> _ACTIVITY_
Give the count of lines in the entries below that contain the string "JSON", and only that count.

> _App and web page records_

"""

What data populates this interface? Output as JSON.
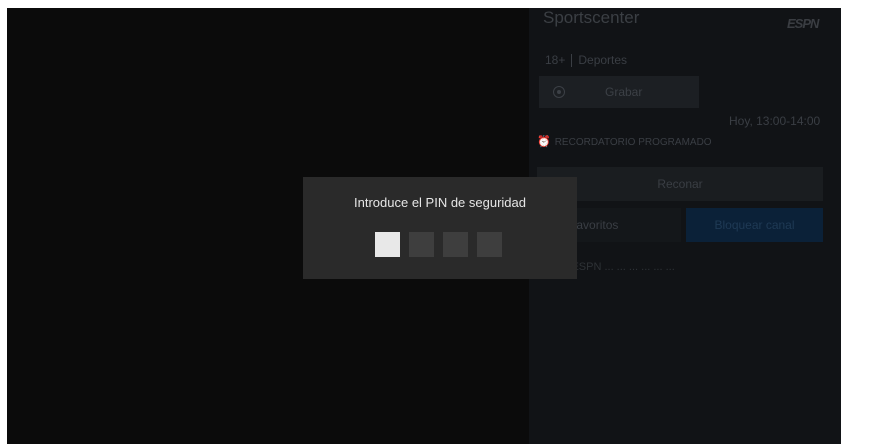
{
  "program": {
    "title": "Sportscenter",
    "channel_logo": "ESPN",
    "age_rating": "18+",
    "genre": "Deportes",
    "time_range": "Hoy, 13:00-14:00",
    "reminder_label": "RECORDATORIO PROGRAMADO",
    "description": "... ... ESPN ... ... ... ... ... ..."
  },
  "actions": {
    "record_label": "Grabar",
    "reconnect_label": "Reconar",
    "favorites_label": "nales favoritos",
    "block_channel_label": "Bloquear canal"
  },
  "pin_dialog": {
    "title": "Introduce el PIN de seguridad",
    "digit_count": 4,
    "active_index": 0
  },
  "icons": {
    "record": "record-icon",
    "alarm": "alarm-clock-icon"
  },
  "colors": {
    "background": "#0b0b0b",
    "dialog": "#2a2a2a",
    "active_box": "#e8e8e8",
    "inactive_box": "#3e3e3e",
    "accent_blue": "#0b2138"
  }
}
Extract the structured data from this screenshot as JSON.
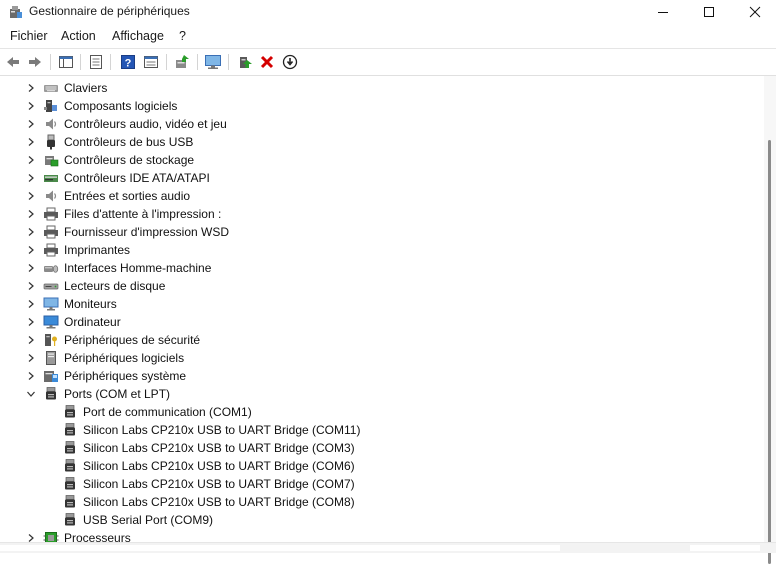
{
  "window": {
    "title": "Gestionnaire de périphériques"
  },
  "menu": [
    "Fichier",
    "Action",
    "Affichage",
    "?"
  ],
  "toolbar": [
    "back-icon",
    "forward-icon",
    "console-tree-icon",
    "properties-icon",
    "help-icon",
    "details-icon",
    "scan-hardware-icon",
    "monitor-icon",
    "update-driver-icon",
    "uninstall-icon",
    "disable-device-icon"
  ],
  "categories": [
    {
      "label": "Claviers",
      "icon": "keyboard-icon",
      "expanded": false
    },
    {
      "label": "Composants logiciels",
      "icon": "software-components-icon",
      "expanded": false
    },
    {
      "label": "Contrôleurs audio, vidéo et jeu",
      "icon": "speaker-icon",
      "expanded": false
    },
    {
      "label": "Contrôleurs de bus USB",
      "icon": "usb-icon",
      "expanded": false
    },
    {
      "label": "Contrôleurs de stockage",
      "icon": "storage-controller-icon",
      "expanded": false
    },
    {
      "label": "Contrôleurs IDE ATA/ATAPI",
      "icon": "ide-controller-icon",
      "expanded": false
    },
    {
      "label": "Entrées et sorties audio",
      "icon": "speaker-icon",
      "expanded": false
    },
    {
      "label": "Files d'attente à l'impression :",
      "icon": "printer-icon",
      "expanded": false
    },
    {
      "label": "Fournisseur d'impression WSD",
      "icon": "printer-icon",
      "expanded": false
    },
    {
      "label": "Imprimantes",
      "icon": "printer-icon",
      "expanded": false
    },
    {
      "label": "Interfaces Homme-machine",
      "icon": "hid-icon",
      "expanded": false
    },
    {
      "label": "Lecteurs de disque",
      "icon": "disk-drive-icon",
      "expanded": false
    },
    {
      "label": "Moniteurs",
      "icon": "monitor-icon",
      "expanded": false
    },
    {
      "label": "Ordinateur",
      "icon": "computer-icon",
      "expanded": false
    },
    {
      "label": "Périphériques de sécurité",
      "icon": "security-device-icon",
      "expanded": false
    },
    {
      "label": "Périphériques logiciels",
      "icon": "software-device-icon",
      "expanded": false
    },
    {
      "label": "Périphériques système",
      "icon": "system-device-icon",
      "expanded": false
    },
    {
      "label": "Ports (COM et LPT)",
      "icon": "port-icon",
      "expanded": true,
      "children": [
        "Port de communication (COM1)",
        "Silicon Labs CP210x USB to UART Bridge (COM11)",
        "Silicon Labs CP210x USB to UART Bridge (COM3)",
        "Silicon Labs CP210x USB to UART Bridge (COM6)",
        "Silicon Labs CP210x USB to UART Bridge (COM7)",
        "Silicon Labs CP210x USB to UART Bridge (COM8)",
        "USB Serial Port (COM9)"
      ]
    },
    {
      "label": "Processeurs",
      "icon": "processor-icon",
      "expanded": false
    }
  ],
  "colors": {
    "accent": "#0067c0",
    "close_red": "#d40000",
    "green": "#2a9d2a"
  }
}
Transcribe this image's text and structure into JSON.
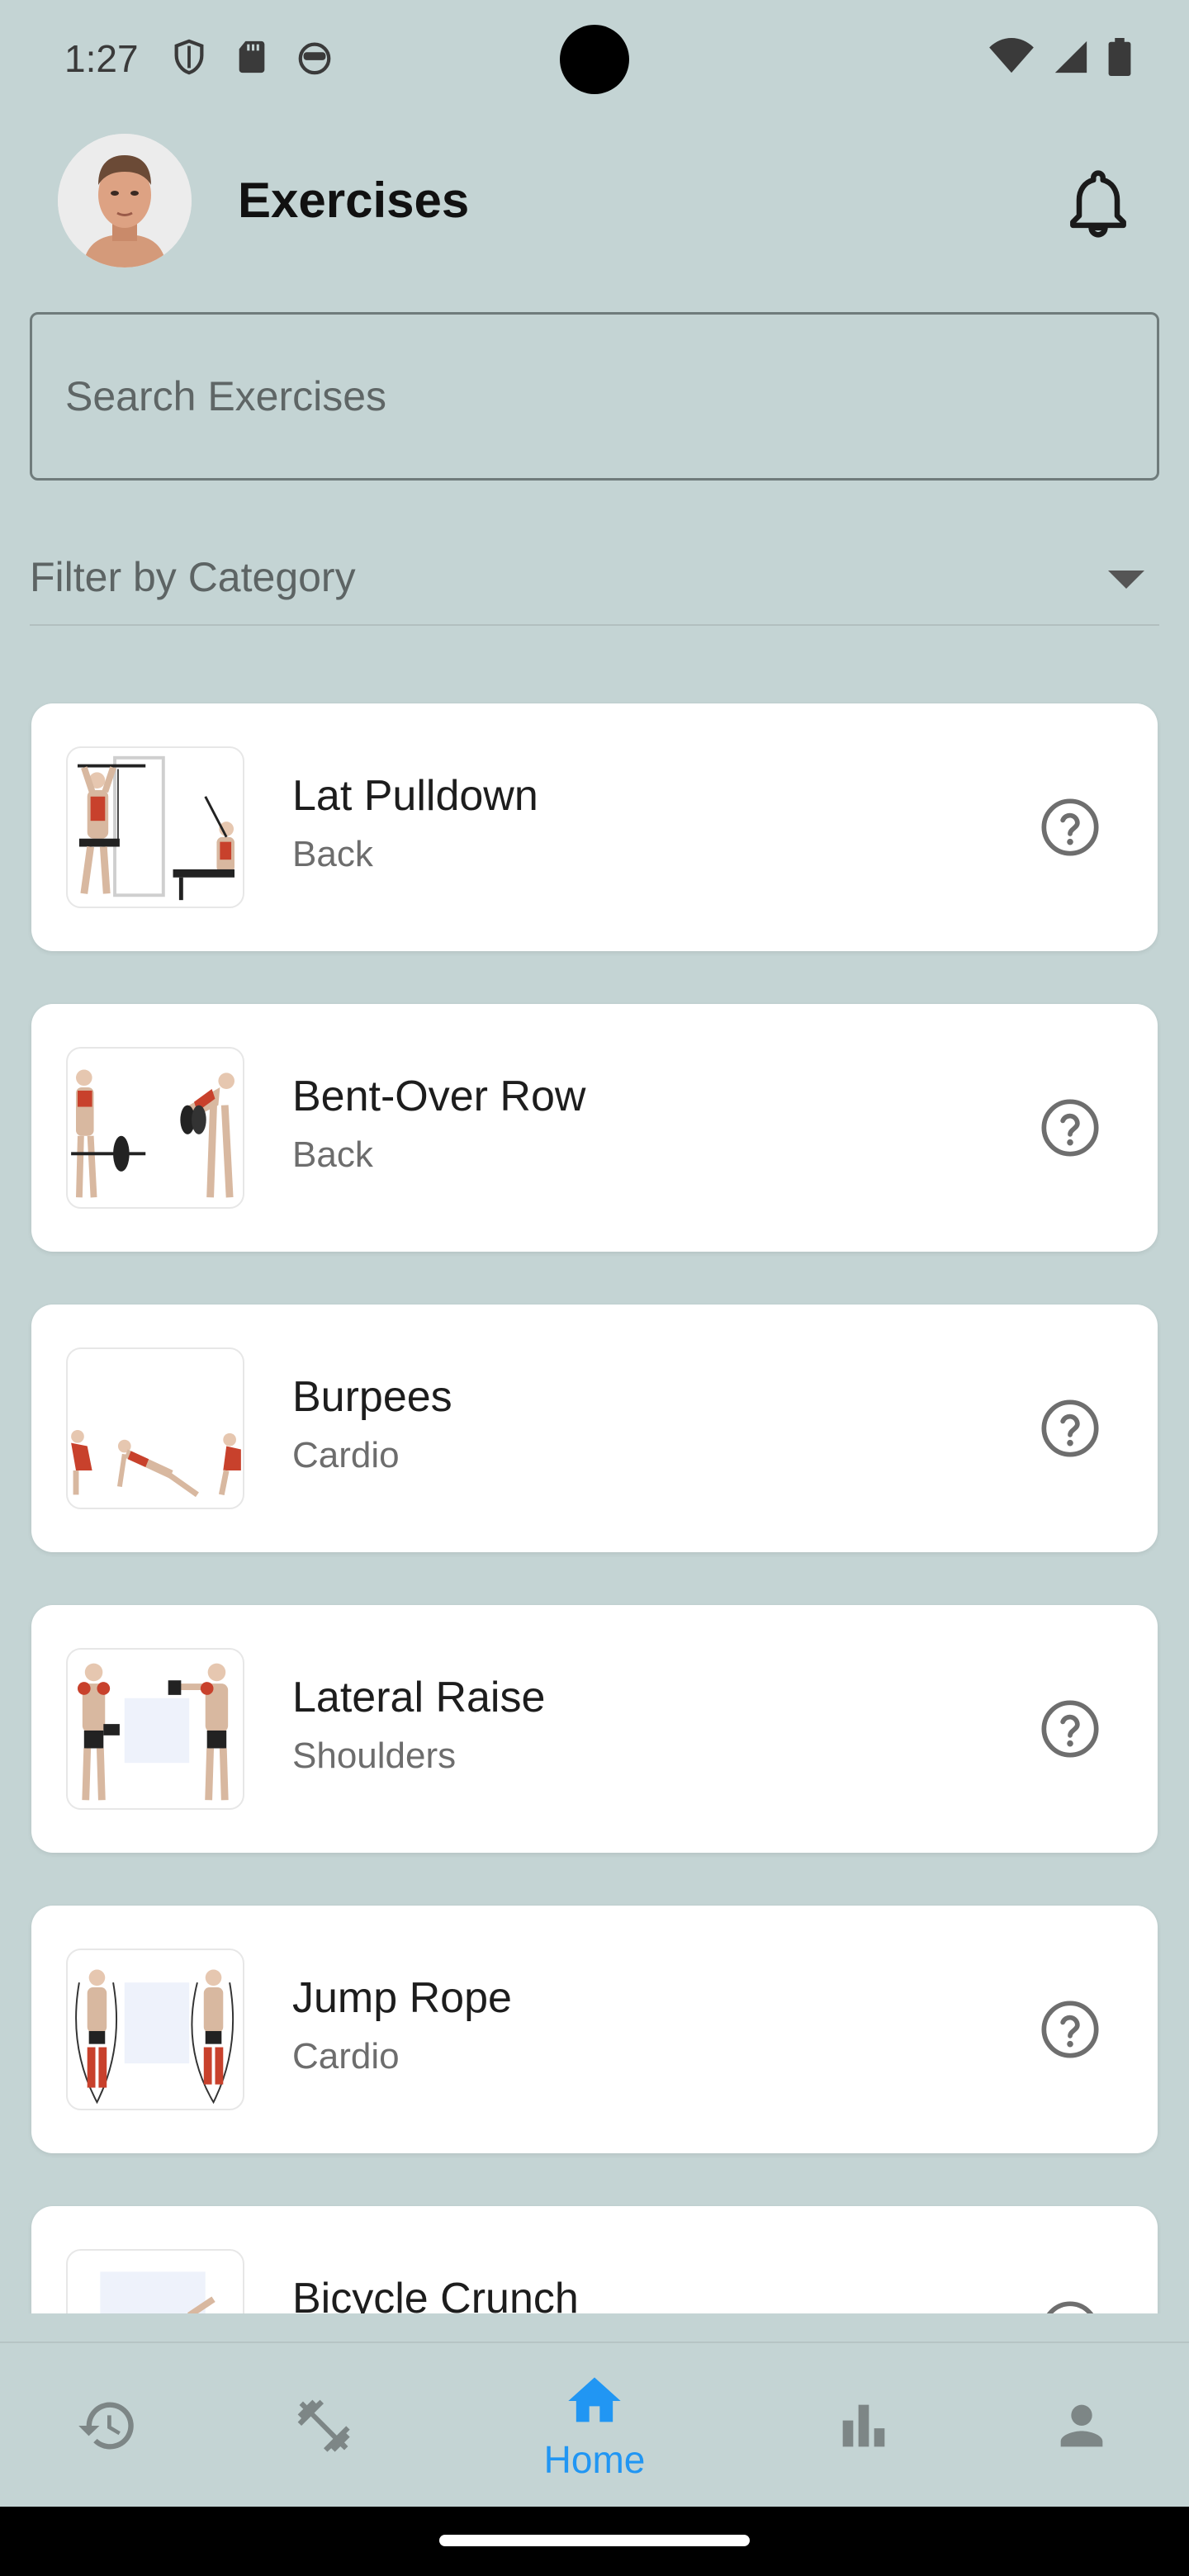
{
  "status_bar": {
    "time": "1:27",
    "left_icons": [
      "shield-icon",
      "sd-card-icon",
      "android-face-icon"
    ],
    "right_icons": [
      "wifi-icon",
      "signal-icon",
      "battery-icon"
    ]
  },
  "header": {
    "title": "Exercises",
    "avatar": "profile-avatar",
    "notification_icon": "bell-icon"
  },
  "search": {
    "placeholder": "Search Exercises",
    "value": ""
  },
  "filter": {
    "label": "Filter by Category",
    "icon": "dropdown-arrow-icon"
  },
  "exercises": [
    {
      "name": "Lat Pulldown",
      "category": "Back"
    },
    {
      "name": "Bent-Over Row",
      "category": "Back"
    },
    {
      "name": "Burpees",
      "category": "Cardio"
    },
    {
      "name": "Lateral Raise",
      "category": "Shoulders"
    },
    {
      "name": "Jump Rope",
      "category": "Cardio"
    },
    {
      "name": "Bicycle Crunch",
      "category": ""
    }
  ],
  "bottom_nav": {
    "items": [
      {
        "icon": "history-icon",
        "label": ""
      },
      {
        "icon": "dumbbell-icon",
        "label": ""
      },
      {
        "icon": "home-icon",
        "label": "Home",
        "active": true
      },
      {
        "icon": "bar-chart-icon",
        "label": ""
      },
      {
        "icon": "person-icon",
        "label": ""
      }
    ]
  },
  "colors": {
    "background": "#c4d4d4",
    "card": "#ffffff",
    "accent": "#2196f3",
    "icon_inactive": "#7d8686",
    "muscle": "#c8412c"
  }
}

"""

> _RESPONSE FOR THIS EXERCISE_
3